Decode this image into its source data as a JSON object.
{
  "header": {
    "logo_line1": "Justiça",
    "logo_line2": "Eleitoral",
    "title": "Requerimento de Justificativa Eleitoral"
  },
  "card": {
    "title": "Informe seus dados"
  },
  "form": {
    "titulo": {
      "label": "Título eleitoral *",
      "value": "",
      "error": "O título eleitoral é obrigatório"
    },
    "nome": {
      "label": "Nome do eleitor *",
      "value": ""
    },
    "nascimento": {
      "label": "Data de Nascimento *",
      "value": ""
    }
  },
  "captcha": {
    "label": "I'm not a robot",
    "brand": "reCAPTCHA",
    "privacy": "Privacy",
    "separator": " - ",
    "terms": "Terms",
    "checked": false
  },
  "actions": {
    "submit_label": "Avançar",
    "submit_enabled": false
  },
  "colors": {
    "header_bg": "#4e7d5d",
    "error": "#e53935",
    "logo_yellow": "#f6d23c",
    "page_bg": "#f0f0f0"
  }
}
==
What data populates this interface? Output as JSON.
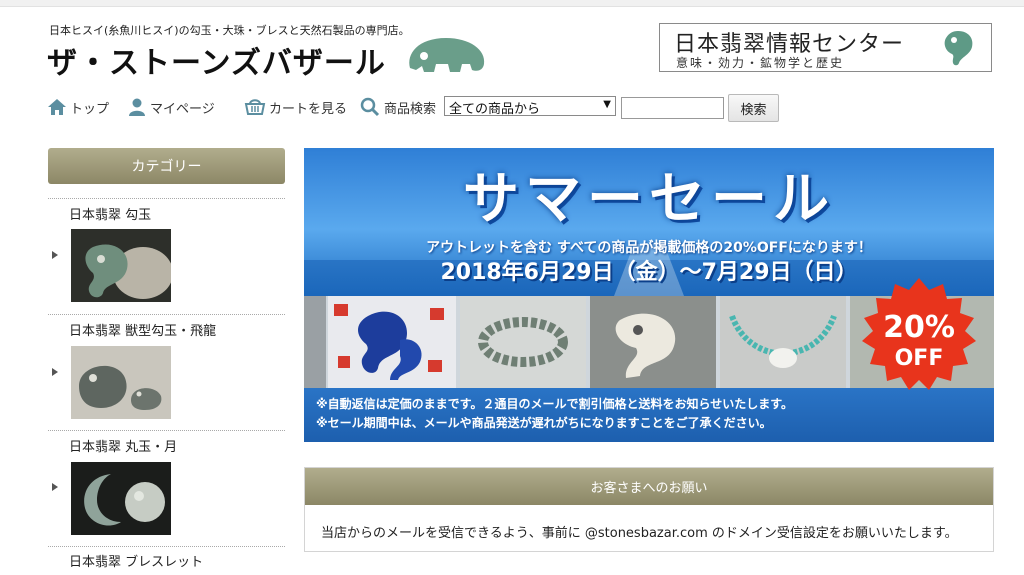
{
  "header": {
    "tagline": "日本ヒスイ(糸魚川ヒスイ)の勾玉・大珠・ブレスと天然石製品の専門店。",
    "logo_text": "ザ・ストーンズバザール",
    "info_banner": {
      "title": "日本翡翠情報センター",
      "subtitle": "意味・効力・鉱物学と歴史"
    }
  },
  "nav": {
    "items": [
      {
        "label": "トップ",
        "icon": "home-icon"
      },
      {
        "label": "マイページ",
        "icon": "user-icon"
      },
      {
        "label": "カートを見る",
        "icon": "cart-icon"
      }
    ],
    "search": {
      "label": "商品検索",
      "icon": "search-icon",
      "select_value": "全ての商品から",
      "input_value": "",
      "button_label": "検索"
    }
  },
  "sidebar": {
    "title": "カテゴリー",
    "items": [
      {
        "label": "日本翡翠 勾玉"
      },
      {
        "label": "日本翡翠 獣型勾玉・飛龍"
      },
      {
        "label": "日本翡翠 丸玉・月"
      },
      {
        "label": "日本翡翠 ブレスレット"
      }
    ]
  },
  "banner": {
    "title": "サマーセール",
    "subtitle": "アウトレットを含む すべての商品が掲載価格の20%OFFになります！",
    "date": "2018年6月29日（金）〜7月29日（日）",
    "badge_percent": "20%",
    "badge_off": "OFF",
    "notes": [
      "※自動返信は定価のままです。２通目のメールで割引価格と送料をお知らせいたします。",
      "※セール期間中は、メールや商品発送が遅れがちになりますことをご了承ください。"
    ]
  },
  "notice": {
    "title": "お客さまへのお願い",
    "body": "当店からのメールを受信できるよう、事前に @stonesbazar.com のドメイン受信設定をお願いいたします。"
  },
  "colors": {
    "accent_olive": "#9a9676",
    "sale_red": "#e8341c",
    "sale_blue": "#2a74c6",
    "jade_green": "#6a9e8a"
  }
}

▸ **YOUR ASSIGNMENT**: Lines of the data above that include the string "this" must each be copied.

▸ **YOUR RESPONSE**:
Decode this image into its source data as a JSON object.
What data populates this interface? Output as JSON.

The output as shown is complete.